PROBLEM DESCRIPTION:
Please repeat each line of the data exactly, with nothing left out.

**** AVAILABLE DATA ****

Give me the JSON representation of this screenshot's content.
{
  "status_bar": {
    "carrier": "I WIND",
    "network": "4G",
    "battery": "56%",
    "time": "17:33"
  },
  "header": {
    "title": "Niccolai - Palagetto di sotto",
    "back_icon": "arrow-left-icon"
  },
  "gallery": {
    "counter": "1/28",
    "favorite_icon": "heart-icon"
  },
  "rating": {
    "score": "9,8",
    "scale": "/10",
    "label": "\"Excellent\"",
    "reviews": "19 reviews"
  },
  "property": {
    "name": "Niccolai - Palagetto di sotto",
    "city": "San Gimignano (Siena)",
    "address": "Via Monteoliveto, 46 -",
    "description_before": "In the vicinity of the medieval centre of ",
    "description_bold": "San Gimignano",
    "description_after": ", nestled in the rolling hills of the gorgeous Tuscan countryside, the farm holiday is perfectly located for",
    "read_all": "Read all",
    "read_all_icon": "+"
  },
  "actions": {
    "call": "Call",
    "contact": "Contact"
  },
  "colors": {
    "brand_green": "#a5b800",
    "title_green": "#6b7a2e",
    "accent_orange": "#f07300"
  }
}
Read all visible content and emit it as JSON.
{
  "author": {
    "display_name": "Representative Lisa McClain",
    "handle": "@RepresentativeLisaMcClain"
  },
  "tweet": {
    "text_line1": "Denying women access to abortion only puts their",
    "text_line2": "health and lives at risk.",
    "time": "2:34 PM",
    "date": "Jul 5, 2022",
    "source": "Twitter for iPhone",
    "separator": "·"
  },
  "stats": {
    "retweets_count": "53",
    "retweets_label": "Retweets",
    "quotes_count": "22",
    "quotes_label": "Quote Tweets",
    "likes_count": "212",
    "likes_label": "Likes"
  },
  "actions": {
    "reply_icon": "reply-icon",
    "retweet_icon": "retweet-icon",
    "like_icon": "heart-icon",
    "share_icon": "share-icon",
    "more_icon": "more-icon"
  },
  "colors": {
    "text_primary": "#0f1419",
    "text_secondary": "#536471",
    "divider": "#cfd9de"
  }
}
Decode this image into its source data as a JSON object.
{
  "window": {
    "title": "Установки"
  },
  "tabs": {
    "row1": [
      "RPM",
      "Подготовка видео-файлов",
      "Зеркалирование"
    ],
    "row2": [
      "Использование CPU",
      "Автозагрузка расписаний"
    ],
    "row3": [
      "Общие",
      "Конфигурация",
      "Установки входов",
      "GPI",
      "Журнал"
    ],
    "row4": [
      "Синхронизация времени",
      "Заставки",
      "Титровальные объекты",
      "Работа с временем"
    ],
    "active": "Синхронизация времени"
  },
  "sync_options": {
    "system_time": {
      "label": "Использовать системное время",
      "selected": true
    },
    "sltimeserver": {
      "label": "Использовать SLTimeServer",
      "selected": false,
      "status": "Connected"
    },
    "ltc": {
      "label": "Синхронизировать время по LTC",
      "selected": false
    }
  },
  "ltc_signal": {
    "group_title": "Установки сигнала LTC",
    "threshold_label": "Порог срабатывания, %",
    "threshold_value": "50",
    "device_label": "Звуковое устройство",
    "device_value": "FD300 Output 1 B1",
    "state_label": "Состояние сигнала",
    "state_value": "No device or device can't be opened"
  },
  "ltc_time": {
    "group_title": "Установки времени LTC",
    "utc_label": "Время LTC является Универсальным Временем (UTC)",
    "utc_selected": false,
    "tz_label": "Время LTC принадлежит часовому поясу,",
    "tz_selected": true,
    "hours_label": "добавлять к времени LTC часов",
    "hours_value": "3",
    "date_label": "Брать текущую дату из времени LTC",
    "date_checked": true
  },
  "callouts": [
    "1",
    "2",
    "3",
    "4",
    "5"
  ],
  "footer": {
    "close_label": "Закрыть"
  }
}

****

SOLUTION FOR THIS TASK:
Give me the JSON representation of this screenshot's content.
{
  "status_bar": {
    "carrier": "I WIND",
    "network": "4G",
    "battery": "56%",
    "time": "17:33"
  },
  "header": {
    "title": "Niccolai - Palagetto di sotto",
    "back_icon": "arrow-left-icon"
  },
  "gallery": {
    "counter": "1/28",
    "favorite_icon": "heart-icon"
  },
  "rating": {
    "score": "9,8",
    "scale": "/10",
    "label": "\"Excellent\"",
    "reviews": "19 reviews"
  },
  "property": {
    "name": "Niccolai - Palagetto di sotto",
    "city": "San Gimignano (Siena)",
    "address": "Via Monteoliveto, 46 -",
    "description_before": "In the vicinity of the medieval centre of ",
    "description_bold": "San Gimignano",
    "description_after": ", nestled in the rolling hills of the gorgeous Tuscan countryside, the farm holiday is perfectly located for",
    "read_all": "Read all",
    "read_all_icon": "+"
  },
  "actions": {
    "call": "Call",
    "contact": "Contact"
  },
  "colors": {
    "brand_green": "#a5b800",
    "title_green": "#6b7a2e",
    "accent_orange": "#f07300"
  }
}
Read all visible content and emit it as JSON.
{
  "author": {
    "display_name": "Representative Lisa McClain",
    "handle": "@RepresentativeLisaMcClain"
  },
  "tweet": {
    "text_line1": "Denying women access to abortion only puts their",
    "text_line2": "health and lives at risk.",
    "time": "2:34 PM",
    "date": "Jul 5, 2022",
    "source": "Twitter for iPhone",
    "separator": "·"
  },
  "stats": {
    "retweets_count": "53",
    "retweets_label": "Retweets",
    "quotes_count": "22",
    "quotes_label": "Quote Tweets",
    "likes_count": "212",
    "likes_label": "Likes"
  },
  "actions": {
    "reply_icon": "reply-icon",
    "retweet_icon": "retweet-icon",
    "like_icon": "heart-icon",
    "share_icon": "share-icon",
    "more_icon": "more-icon"
  },
  "colors": {
    "text_primary": "#0f1419",
    "text_secondary": "#536471",
    "divider": "#cfd9de"
  }
}
Decode this image into its source data as a JSON object.
{
  "window": {
    "title": "Установки"
  },
  "tabs": {
    "row1": [
      "RPM",
      "Подготовка видео-файлов",
      "Зеркалирование"
    ],
    "row2": [
      "Использование CPU",
      "Автозагрузка расписаний"
    ],
    "row3": [
      "Общие",
      "Конфигурация",
      "Установки входов",
      "GPI",
      "Журнал"
    ],
    "row4": [
      "Синхронизация времени",
      "Заставки",
      "Титровальные объекты",
      "Работа с временем"
    ],
    "active": "Синхронизация времени"
  },
  "sync_options": {
    "system_time": {
      "label": "Использовать системное время",
      "selected": true
    },
    "sltimeserver": {
      "label": "Использовать SLTimeServer",
      "selected": false,
      "status": "Connected"
    },
    "ltc": {
      "label": "Синхронизировать время по LTC",
      "selected": false
    }
  },
  "ltc_signal": {
    "group_title": "Установки сигнала LTC",
    "threshold_label": "Порог срабатывания, %",
    "threshold_value": "50",
    "device_label": "Звуковое устройство",
    "device_value": "FD300 Output 1 B1",
    "state_label": "Состояние сигнала",
    "state_value": "No device or device can't be opened"
  },
  "ltc_time": {
    "group_title": "Установки времени LTC",
    "utc_label": "Время LTC является Универсальным Временем (UTC)",
    "utc_selected": false,
    "tz_label": "Время LTC принадлежит часовому поясу,",
    "tz_selected": true,
    "hours_label": "добавлять к времени LTC часов",
    "hours_value": "3",
    "date_label": "Брать текущую дату из времени LTC",
    "date_checked": true
  },
  "callouts": [
    "1",
    "2",
    "3",
    "4",
    "5"
  ],
  "footer": {
    "close_label": "Закрыть"
  }
}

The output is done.